A Sprouting of Tomato TemptationsColumns Ono, You Know
September 7, 2014
Story By: Alana Folen | Photos by: Anthony Consillio
You say “tomayto,” I say “tomahto” … Call it whatever you want, the fact of the matter is that tomatoes are wonderful! Just the other day my friends and I were having a serious discussion about food. The topic: Foods we can eat every single day, and never tire of. Such a simple, yet passionate subject that inflicted all kinds of cravings. With food on my mind all day, every day, I quickly blurted out my top three food obsessions — Pasta, pizza, chips and salsa, and tomato bisque soup.
“What’s with the tomato craze?” my friend asked. “What happened to the Rice Krispies treats, ice cream and Pop Tarts that you had to have every day?”
She had a point. I mean, I still crave those particular sweets like nobody’s business, but they don’t have the substance that my palate requires for a long-term kind of deal. Tomatoes, on the other hand, will fill that void, providing sustenance in a sweet and savory fashion.
As I sit here writing this column, pizza warms my stomach and traces of zesty tomato sauce are left on my fingers (You can guess what was for lunch!). My thoughts stir up delicious events from earlier this week when I dropped in at the following OYK restaurants where a sprouting of tomato bliss was on the menu.
Kissaten’s flagship location on Piikoi Street is a hot spot for all. Stop by the 24-hour eatery and you’ll find those on the go picking up a cup of coffee, college kids studying with laptops and books strewn across the tables, and families partaking in casual meals together.
The immediate draw for patrons is the fare, of course: Classic comfort food with a gourmet twist and nuances of Asian, European and island-inspired culinary influences. Kissaten also has opened its newest eatery at Waterfront Plaza, where indoor and outdoor seating, a full bar and a diverse menu usher in patrons day and night.
Since tomato is the name of the game this week, I can’t think of a better way to combat the humidity than with Tomato Watermelon Salad ($8.95), boasting fresh, local cherry tomatoes, chunks of juicy, seedless watermelon, Japanese cucumber sliced paper thin, shaved onions and chizo leaf. Creamy pieces of goat cheese add a smooth texture to the chunky salad that’s tossed with a homemade ume dressing.
The dressing pops with zest and pizzazz, while bite-size pieces of tomato and watermelon add sweet sensations to the dish.
Watermelon Salad keeps me cool, but — ahhh — Tomato Bisque is a nice reminder that fall is just weeks away! I love cozying up with my favorite soup, and Kissaten makes a marvelous Tomato Bisque.
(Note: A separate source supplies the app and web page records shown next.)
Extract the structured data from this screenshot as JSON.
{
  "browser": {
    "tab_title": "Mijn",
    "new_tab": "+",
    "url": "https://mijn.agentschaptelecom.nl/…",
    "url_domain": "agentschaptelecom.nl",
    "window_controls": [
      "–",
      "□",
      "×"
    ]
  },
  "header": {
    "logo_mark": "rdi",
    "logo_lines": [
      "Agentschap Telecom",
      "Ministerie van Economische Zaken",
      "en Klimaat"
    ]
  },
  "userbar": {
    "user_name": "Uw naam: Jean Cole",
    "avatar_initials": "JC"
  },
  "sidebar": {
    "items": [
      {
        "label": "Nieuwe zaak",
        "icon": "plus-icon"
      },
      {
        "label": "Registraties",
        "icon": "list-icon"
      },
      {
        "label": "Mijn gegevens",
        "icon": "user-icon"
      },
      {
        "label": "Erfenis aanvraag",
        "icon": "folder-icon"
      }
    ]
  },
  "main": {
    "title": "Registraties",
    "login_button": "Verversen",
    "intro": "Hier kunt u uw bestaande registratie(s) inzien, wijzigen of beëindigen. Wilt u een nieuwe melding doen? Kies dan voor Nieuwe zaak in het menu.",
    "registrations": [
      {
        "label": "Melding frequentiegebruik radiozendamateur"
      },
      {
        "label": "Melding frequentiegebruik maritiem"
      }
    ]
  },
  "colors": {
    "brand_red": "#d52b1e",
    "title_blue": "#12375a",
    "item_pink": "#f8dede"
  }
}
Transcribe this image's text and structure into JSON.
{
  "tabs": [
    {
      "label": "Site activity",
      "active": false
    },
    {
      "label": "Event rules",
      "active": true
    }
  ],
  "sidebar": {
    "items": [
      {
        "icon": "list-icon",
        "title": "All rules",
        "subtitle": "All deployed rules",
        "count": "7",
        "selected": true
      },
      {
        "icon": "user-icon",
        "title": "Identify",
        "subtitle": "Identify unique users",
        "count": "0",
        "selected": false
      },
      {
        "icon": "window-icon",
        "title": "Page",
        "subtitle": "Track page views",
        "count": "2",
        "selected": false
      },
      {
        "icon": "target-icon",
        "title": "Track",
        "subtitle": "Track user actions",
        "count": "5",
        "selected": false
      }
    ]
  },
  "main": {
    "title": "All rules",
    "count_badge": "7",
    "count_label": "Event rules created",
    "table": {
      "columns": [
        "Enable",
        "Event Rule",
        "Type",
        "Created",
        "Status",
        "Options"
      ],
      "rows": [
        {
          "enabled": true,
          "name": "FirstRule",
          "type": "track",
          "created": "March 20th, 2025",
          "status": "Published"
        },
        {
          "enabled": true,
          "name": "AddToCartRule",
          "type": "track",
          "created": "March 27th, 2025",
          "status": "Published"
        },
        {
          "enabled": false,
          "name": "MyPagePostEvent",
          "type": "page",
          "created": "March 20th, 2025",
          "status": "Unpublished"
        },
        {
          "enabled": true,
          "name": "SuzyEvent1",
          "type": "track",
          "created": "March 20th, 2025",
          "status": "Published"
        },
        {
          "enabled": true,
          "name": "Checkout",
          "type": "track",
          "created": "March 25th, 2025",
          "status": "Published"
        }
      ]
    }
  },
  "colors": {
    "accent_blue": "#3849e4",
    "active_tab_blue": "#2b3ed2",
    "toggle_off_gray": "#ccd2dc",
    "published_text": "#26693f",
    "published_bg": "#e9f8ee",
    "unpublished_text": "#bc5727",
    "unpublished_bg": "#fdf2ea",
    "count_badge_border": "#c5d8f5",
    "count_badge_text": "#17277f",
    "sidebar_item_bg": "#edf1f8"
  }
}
Priced at $5.95 (a la carte) or $4 with the purchase of a salad or sandwich, this bowl of hearty soup is my weakness. I’m indeed salivating just thinking about it. A restaurant favorite, Tomato Bisque features extravagant flavors derived from fresh Kamuela tomatoes, heavy whipping cream, and a special blend of herbs and spices, including basil and oregano. A drizzle of Kissaten’s basil oil and a dash of parmesan atop the decadent soup, and the dish is complete. One sip of Kissaten’s Tomato Bisque, and I’ve fallen for fall all over again.
500 Ala Moana Blvd.
3660 on the Rise
Take a moment to process these four beautiful words: Tomato and Mozzarella Salad. It just rolls off your tongue and the waterworks begin. Nope, not in the form of tears, but your mouth will water. Don’t fight the craving. Accept Tomato and Mozzarella Salad for what it is: the perfect way to say adieu to summer.
The man behind this invigorating salad is none other than chef de cuisine Lydell Leong, who takes what could be perceived as a simple dish and morphs it into a work of art. Accents of red pop from the plate, as vibrant tomatoes are a focal point of the salad. Leong prefers to source ingredients locally whenever possible, and has an affinity for Wow Farm tomatoes direct from Hawaii Island. specks of vibrant green hue are micro basil, or miniature seedlings of herbs and greens that are mild and sweet. Tossed in a blend of Kona sea salt and truffle oil, the micro basil complements the other components of the dish, such as proscuitto imported from Spain. These pieces of salted and dry-cured ham leg add a certain degree of savory to the dish, which I love.
“I used to use plain mozzarella in a lot of my salads, but I thought why not change it up a bit? So, I decided to add diced truffles,” explains Leong.
But there’s more to it than that. Being a culinary genius, Leong goes one step further: Balsamic reduction drizzle is heated in the oven with kiawe wood, resulting in a smoky, earthy essence that excites the appetite.
Priced at $12.50, Tomato and Mozzarella Salad is a beauty. It exudes simplicity and unadulterated taste.
3660 on the Rise
3660 Waialae Ave.